During FLICC, it was possible to see these survey results in practical form and how the intention for the festival was successful. Robson Soares, 20, is the son of a public school director and even though he lives on the same street as the Paulo Freire Community Library, this was his first visit. “I didn’t know the library existed, even though I live nearby, but now I hope to make the library my second home. I want to be involved and help whatever way that I can so that the library receives more visitors.” Robson found out about the event from an advertisement on a bus that circulates the favela complex.

Sanderson Barros took part in FLICC. Photo by Diogo Bardu

Currently, the Paulo Freire Community Library collection has more than 3,500 books and receives around 150 visitors per month. The book titles range from Camões to Julio Ludemir, a Carioca writer who uses favelas as a backdrop for his works.

Ludemir, creator of the Literary Festival of the Periferies (FLUPP), recognizes the importance of the festival. “FLICC is one more action to democratize literature and has the role of creating a dialogue with the whole city. Just because the area is dangerous, people should not avoid it. Besides this, these events reinforce the formation of new readers in the peripheries.”

FLUPP received an award at the London Book Fair International Excellence Awards 2016 in the category of “Literary Festival,” competing with three other festivals, one of which was the the Paraty International Literary Festival (FLIP), which also takes place in the state of Rio de Janeiro.

Regarding the visitors of the Paulo Freire Community Library, Jocemir said they are students from the area, mainly from public schools. Teachers, college students and the elderly also utilize the collection. The library has also had its touching moments. Once, an elderly lady visited the library bringing a young boy for reinforcement classes. She was 65, the child’s grandmother, and when she went in to the library, she began to cry. She said she had never seen so many books in one place before and that it was really powerful to be there.

Currently, Complexo do Chapadão is locked in a gang war with another set of favelas, Complexo da Pedreira, dominated by the rival criminal faction. It is not only this war that interrupts the advancement of education and culture there. The police operations, which are necessary to inhibit the constant activities of drug traffickers, also do harm. The schools close their doors at the first sound of gun shots. Parents and their children return to their homes. Since the parents usually have no one to take their children, they lose a day at work. In the last operation, more than 2,000 children were without classes.

Jocemir’s mission, and that of FLICC too, is to be an extension of the school and an alternative. But with all these problems, it is difficult to say if they’ll always be there.

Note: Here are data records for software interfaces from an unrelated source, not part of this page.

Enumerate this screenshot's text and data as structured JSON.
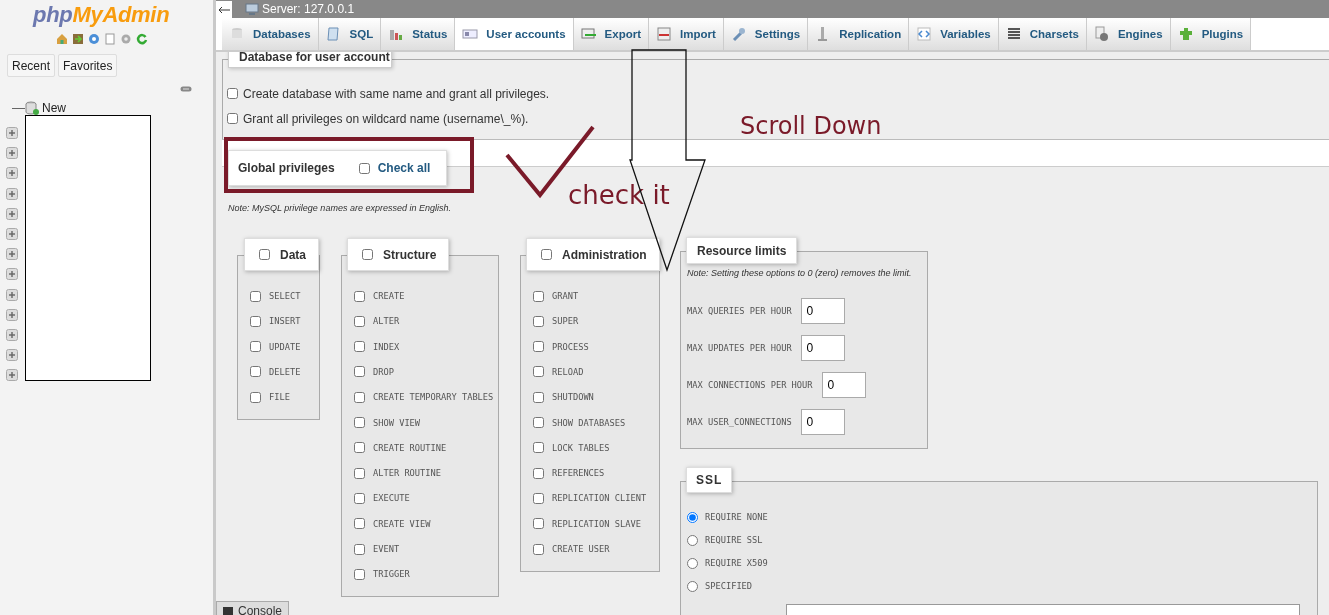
{
  "sidebar": {
    "logo": {
      "part_1": "php",
      "part_2": "MyAdmin"
    },
    "buttons": [
      {
        "label": "Recent"
      },
      {
        "label": "Favorites"
      }
    ],
    "tree": {
      "new_label": "New",
      "databases": [
        {
          "expanded": false
        },
        {
          "expanded": false
        },
        {
          "expanded": false
        },
        {
          "expanded": false
        },
        {
          "expanded": false
        },
        {
          "expanded": false
        },
        {
          "expanded": false
        },
        {
          "expanded": false
        },
        {
          "expanded": false
        },
        {
          "expanded": false
        },
        {
          "expanded": false
        },
        {
          "expanded": false
        },
        {
          "expanded": false
        }
      ]
    }
  },
  "breadcrumb": "Server: 127.0.0.1",
  "tabs": [
    {
      "label": "Databases",
      "selected": false
    },
    {
      "label": "SQL",
      "selected": false
    },
    {
      "label": "Status",
      "selected": false
    },
    {
      "label": "User accounts",
      "selected": true
    },
    {
      "label": "Export",
      "selected": false
    },
    {
      "label": "Import",
      "selected": false
    },
    {
      "label": "Settings",
      "selected": false
    },
    {
      "label": "Replication",
      "selected": false
    },
    {
      "label": "Variables",
      "selected": false
    },
    {
      "label": "Charsets",
      "selected": false
    },
    {
      "label": "Engines",
      "selected": false
    },
    {
      "label": "Plugins",
      "selected": false
    }
  ],
  "database_section": {
    "legend": "Database for user account",
    "options": [
      {
        "label": "Create database with same name and grant all privileges.",
        "checked": false
      },
      {
        "label": "Grant all privileges on wildcard name (username\\_%).",
        "checked": false
      }
    ]
  },
  "global_privileges": {
    "legend": "Global privileges",
    "check_all": {
      "label": "Check all",
      "checked": false
    },
    "note": "Note: MySQL privilege names are expressed in English.",
    "groups": [
      {
        "title": "Data",
        "checked": false,
        "items": [
          {
            "label": "SELECT",
            "checked": false
          },
          {
            "label": "INSERT",
            "checked": false
          },
          {
            "label": "UPDATE",
            "checked": false
          },
          {
            "label": "DELETE",
            "checked": false
          },
          {
            "label": "FILE",
            "checked": false
          }
        ]
      },
      {
        "title": "Structure",
        "checked": false,
        "items": [
          {
            "label": "CREATE",
            "checked": false
          },
          {
            "label": "ALTER",
            "checked": false
          },
          {
            "label": "INDEX",
            "checked": false
          },
          {
            "label": "DROP",
            "checked": false
          },
          {
            "label": "CREATE TEMPORARY TABLES",
            "checked": false
          },
          {
            "label": "SHOW VIEW",
            "checked": false
          },
          {
            "label": "CREATE ROUTINE",
            "checked": false
          },
          {
            "label": "ALTER ROUTINE",
            "checked": false
          },
          {
            "label": "EXECUTE",
            "checked": false
          },
          {
            "label": "CREATE VIEW",
            "checked": false
          },
          {
            "label": "EVENT",
            "checked": false
          },
          {
            "label": "TRIGGER",
            "checked": false
          }
        ]
      },
      {
        "title": "Administration",
        "checked": false,
        "items": [
          {
            "label": "GRANT",
            "checked": false
          },
          {
            "label": "SUPER",
            "checked": false
          },
          {
            "label": "PROCESS",
            "checked": false
          },
          {
            "label": "RELOAD",
            "checked": false
          },
          {
            "label": "SHUTDOWN",
            "checked": false
          },
          {
            "label": "SHOW DATABASES",
            "checked": false
          },
          {
            "label": "LOCK TABLES",
            "checked": false
          },
          {
            "label": "REFERENCES",
            "checked": false
          },
          {
            "label": "REPLICATION CLIENT",
            "checked": false
          },
          {
            "label": "REPLICATION SLAVE",
            "checked": false
          },
          {
            "label": "CREATE USER",
            "checked": false
          }
        ]
      }
    ]
  },
  "resource_limits": {
    "legend": "Resource limits",
    "note": "Note: Setting these options to 0 (zero) removes the limit.",
    "fields": [
      {
        "label": "MAX QUERIES PER HOUR",
        "value": "0"
      },
      {
        "label": "MAX UPDATES PER HOUR",
        "value": "0"
      },
      {
        "label": "MAX CONNECTIONS PER HOUR",
        "value": "0"
      },
      {
        "label": "MAX USER_CONNECTIONS",
        "value": "0"
      }
    ]
  },
  "ssl": {
    "legend": "SSL",
    "options": [
      {
        "label": "REQUIRE NONE",
        "selected": true
      },
      {
        "label": "REQUIRE SSL",
        "selected": false
      },
      {
        "label": "REQUIRE X509",
        "selected": false
      },
      {
        "label": "SPECIFIED",
        "selected": false
      }
    ]
  },
  "console": "Console",
  "annotations": [
    {
      "kind": "box"
    },
    {
      "kind": "check"
    },
    {
      "kind": "text",
      "text": "check it"
    },
    {
      "kind": "arrow"
    },
    {
      "kind": "text",
      "text": "Scroll Down"
    }
  ]
}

Renan Schuindt, born and raised in Costa Barros, currently works as a producer of journalism at TV Band and coordinates the CineClub Costa Barros. Renan has also done journalistic work for CUFA and Viva Favela among others.